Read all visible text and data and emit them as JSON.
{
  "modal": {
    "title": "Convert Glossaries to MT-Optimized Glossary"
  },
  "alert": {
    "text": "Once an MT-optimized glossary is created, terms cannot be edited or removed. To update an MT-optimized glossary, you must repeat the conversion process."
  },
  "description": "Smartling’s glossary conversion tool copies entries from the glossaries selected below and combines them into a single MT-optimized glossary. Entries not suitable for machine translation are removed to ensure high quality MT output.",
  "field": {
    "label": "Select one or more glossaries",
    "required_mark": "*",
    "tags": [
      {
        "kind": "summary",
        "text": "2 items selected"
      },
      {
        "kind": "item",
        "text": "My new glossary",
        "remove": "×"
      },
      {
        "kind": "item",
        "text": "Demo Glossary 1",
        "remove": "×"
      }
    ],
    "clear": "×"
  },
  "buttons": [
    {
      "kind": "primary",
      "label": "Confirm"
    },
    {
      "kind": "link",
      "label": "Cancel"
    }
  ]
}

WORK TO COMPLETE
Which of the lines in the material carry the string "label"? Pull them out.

TASK RESPONSE
    "label": "Select one or more glossaries",
      "label": "Confirm"
      "label": "Cancel"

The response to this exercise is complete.